_Exercise prompt_.
Please report every line of the listing below that has the word "MFI燃油控制系统" in it.

_Records for the exercise_.
Content starts
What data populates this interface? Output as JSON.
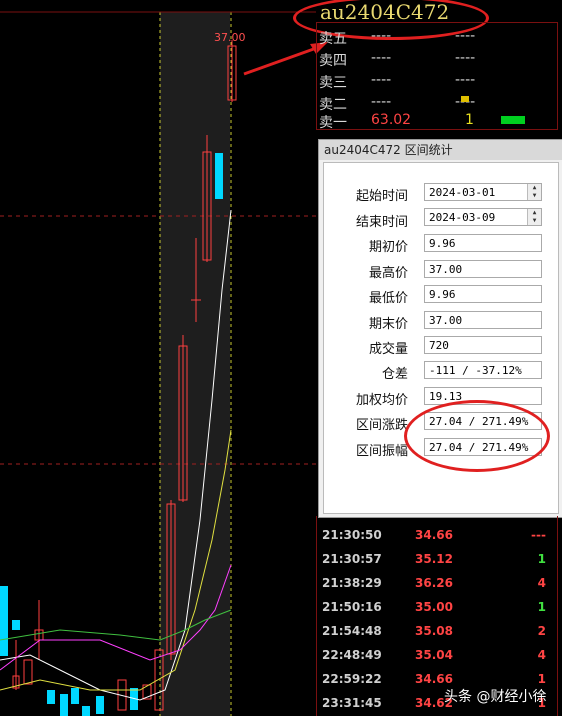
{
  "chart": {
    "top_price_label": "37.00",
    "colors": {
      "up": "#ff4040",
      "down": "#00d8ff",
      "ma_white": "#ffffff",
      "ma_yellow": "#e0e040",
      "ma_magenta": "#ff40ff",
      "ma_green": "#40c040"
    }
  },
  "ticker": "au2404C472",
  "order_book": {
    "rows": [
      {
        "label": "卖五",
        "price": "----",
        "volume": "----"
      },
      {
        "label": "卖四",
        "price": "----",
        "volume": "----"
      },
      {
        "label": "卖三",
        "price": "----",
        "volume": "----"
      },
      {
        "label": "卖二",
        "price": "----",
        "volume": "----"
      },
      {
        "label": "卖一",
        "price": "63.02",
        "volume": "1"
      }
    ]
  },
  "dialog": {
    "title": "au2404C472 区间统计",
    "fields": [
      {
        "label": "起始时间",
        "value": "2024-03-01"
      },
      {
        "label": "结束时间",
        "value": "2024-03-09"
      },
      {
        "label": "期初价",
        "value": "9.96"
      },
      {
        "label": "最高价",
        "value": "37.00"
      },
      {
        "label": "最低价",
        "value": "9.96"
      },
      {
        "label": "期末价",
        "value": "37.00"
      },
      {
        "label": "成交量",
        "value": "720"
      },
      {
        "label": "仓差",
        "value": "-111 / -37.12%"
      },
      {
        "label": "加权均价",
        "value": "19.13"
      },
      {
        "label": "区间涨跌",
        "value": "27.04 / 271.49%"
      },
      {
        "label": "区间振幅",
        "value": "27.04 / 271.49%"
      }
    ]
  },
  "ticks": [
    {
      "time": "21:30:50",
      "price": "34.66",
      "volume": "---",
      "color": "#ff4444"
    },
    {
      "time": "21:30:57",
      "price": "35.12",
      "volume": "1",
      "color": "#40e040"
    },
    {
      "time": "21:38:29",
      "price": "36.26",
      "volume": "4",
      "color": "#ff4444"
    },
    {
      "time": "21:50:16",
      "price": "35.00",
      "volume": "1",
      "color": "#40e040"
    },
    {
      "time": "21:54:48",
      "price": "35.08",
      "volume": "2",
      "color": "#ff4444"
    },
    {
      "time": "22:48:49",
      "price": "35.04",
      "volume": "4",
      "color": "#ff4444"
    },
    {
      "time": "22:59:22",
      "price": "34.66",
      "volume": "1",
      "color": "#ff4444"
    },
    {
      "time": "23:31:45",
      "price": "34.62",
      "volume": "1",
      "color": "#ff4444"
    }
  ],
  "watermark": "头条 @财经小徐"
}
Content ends
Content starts
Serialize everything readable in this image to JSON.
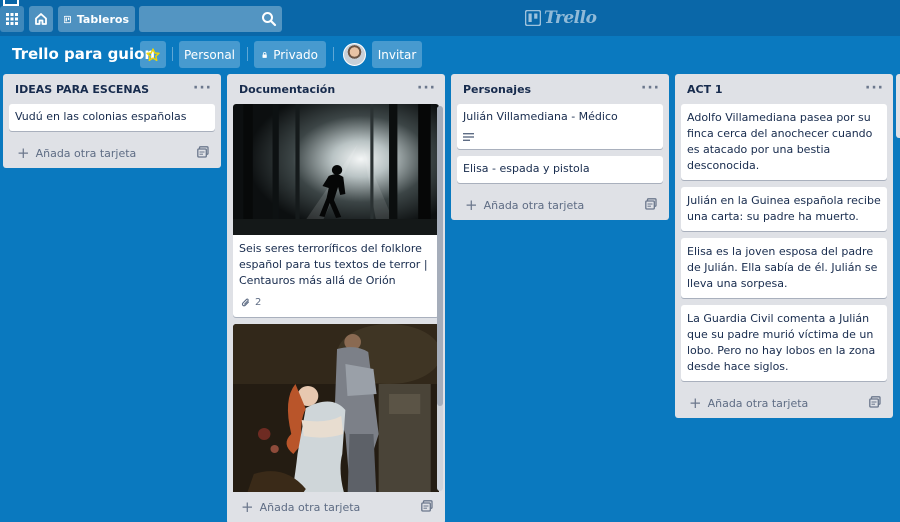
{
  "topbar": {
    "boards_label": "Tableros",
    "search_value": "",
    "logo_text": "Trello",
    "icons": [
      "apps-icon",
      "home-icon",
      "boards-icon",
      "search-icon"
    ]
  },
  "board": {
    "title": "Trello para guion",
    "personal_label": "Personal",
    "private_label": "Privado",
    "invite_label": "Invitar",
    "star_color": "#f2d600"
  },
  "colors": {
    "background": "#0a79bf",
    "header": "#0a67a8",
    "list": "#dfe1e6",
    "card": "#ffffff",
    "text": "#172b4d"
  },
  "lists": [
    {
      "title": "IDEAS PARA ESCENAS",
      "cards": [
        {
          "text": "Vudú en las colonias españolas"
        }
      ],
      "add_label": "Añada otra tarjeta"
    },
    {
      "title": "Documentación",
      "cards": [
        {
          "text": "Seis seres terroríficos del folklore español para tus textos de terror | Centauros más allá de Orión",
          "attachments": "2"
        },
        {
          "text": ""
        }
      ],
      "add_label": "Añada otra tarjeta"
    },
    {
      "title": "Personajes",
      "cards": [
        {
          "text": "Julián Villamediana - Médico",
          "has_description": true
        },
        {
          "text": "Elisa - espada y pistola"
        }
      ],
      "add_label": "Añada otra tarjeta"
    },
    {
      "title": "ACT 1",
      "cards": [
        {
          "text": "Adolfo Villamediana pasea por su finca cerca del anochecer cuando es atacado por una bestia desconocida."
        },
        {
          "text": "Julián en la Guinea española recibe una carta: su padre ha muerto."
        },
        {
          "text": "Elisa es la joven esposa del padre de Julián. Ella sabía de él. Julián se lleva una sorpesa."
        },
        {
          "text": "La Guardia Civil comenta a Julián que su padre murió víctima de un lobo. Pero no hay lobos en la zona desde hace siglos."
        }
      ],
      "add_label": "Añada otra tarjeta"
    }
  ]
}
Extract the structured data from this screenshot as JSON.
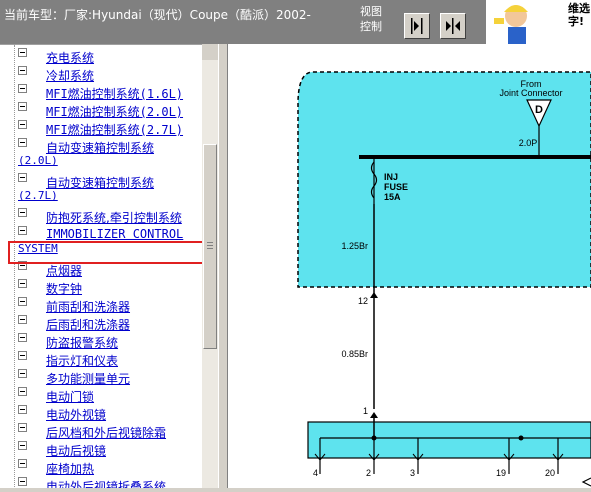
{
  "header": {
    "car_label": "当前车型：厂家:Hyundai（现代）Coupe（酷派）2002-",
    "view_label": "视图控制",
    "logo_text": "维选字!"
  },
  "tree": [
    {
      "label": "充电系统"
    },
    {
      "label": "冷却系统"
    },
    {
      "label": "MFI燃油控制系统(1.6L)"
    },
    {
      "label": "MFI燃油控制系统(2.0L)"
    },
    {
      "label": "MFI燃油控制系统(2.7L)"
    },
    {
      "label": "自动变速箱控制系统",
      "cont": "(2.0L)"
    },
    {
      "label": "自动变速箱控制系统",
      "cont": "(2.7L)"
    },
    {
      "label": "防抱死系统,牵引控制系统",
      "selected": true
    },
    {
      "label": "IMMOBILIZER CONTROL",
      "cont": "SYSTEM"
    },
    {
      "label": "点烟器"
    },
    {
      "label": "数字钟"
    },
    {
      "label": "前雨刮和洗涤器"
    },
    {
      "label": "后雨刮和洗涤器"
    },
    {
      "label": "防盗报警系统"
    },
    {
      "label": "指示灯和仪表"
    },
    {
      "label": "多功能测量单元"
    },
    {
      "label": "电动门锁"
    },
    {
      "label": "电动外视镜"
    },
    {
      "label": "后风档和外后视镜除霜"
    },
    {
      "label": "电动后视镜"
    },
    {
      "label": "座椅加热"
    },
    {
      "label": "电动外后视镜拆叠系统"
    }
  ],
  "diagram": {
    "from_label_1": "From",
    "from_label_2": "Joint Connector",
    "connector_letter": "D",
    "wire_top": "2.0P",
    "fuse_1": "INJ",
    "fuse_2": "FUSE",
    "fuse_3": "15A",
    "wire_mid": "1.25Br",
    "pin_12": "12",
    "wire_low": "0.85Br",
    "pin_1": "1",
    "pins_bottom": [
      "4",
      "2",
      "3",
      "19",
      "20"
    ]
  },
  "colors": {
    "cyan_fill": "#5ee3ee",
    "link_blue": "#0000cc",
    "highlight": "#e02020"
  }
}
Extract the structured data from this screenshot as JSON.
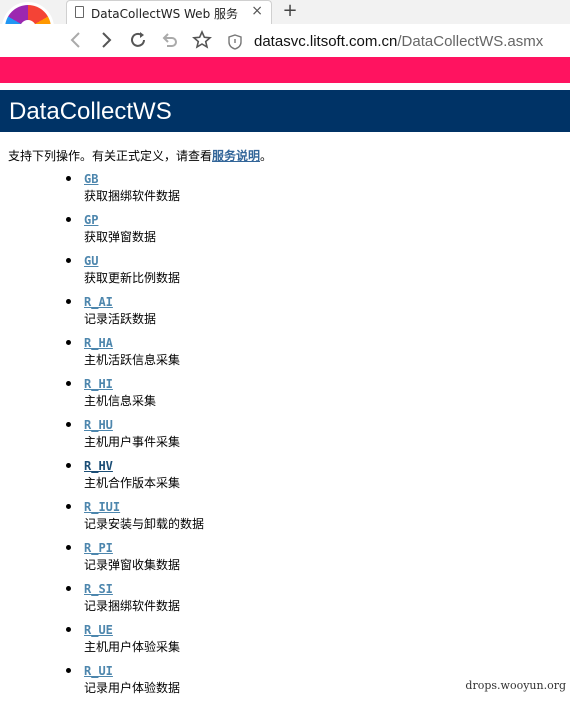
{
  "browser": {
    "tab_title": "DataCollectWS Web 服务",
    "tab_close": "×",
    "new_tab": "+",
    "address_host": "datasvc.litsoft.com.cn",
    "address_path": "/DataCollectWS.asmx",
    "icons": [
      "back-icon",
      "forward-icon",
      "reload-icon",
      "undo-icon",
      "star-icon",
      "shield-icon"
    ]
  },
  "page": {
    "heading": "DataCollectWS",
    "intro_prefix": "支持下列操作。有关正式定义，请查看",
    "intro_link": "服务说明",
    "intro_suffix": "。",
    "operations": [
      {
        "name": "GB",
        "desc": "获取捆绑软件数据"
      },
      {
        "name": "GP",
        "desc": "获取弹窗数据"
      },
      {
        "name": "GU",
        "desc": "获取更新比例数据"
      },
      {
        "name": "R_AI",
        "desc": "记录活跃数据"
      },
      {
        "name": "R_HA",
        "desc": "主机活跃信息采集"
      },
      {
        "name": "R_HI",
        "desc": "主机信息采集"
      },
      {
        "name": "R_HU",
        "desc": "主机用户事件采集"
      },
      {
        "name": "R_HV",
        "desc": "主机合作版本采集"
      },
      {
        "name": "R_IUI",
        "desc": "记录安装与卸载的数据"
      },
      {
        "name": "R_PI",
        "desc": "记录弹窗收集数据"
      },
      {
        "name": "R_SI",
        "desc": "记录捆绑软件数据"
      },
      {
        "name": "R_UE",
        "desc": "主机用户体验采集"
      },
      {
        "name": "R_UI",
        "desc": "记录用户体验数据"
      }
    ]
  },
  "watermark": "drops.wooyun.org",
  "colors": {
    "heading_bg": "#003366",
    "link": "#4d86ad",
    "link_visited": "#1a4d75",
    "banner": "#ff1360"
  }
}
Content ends
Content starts
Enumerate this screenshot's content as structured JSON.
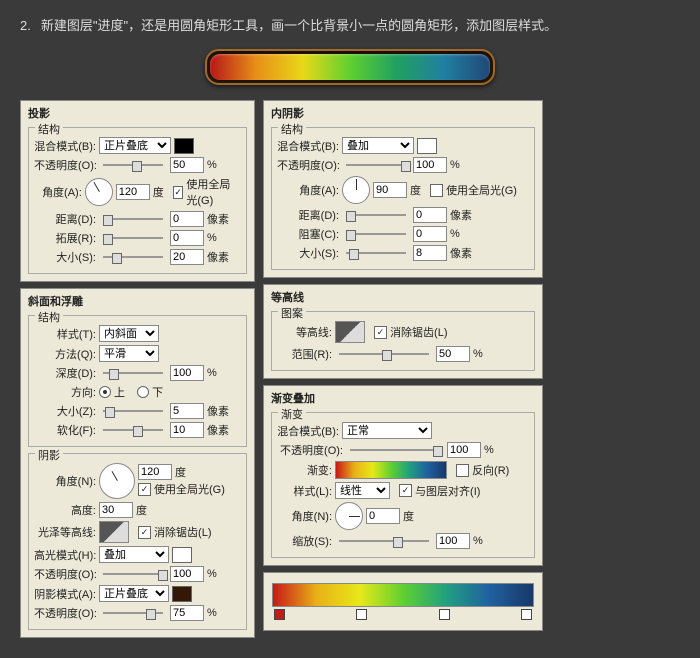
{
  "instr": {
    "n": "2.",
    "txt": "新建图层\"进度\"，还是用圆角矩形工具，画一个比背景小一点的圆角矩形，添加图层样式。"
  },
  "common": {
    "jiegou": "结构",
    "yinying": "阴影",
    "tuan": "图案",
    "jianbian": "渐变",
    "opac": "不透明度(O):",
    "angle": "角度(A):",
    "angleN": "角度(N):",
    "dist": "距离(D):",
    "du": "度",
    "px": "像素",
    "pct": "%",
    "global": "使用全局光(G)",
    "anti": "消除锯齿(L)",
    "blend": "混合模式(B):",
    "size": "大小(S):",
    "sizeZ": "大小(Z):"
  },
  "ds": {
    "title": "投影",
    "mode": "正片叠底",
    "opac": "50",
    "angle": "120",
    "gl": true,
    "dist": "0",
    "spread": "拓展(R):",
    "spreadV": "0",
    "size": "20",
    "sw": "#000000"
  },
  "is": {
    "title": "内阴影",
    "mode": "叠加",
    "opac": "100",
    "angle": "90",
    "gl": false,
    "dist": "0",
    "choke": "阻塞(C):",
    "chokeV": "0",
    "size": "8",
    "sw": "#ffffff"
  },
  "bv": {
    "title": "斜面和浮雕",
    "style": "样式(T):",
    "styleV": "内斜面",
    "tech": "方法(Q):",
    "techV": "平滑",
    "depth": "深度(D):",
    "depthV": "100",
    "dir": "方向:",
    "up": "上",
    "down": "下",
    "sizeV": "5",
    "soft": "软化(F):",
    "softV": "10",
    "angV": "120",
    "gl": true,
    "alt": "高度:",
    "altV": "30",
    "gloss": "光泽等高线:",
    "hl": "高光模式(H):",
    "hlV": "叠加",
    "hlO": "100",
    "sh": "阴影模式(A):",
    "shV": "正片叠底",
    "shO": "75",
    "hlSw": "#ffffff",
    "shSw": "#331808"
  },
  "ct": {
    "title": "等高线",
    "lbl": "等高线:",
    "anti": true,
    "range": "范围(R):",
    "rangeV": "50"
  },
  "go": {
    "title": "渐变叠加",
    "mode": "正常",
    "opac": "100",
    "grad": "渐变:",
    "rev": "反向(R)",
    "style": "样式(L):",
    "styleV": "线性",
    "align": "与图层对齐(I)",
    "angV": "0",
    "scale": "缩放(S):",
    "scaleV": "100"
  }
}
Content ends
_The answer_.
      "label": "MFI燃油控制系统(1.6L)"
      "label": "MFI燃油控制系统(2.0L)"
      "label": "MFI燃油控制系统(2.7L)"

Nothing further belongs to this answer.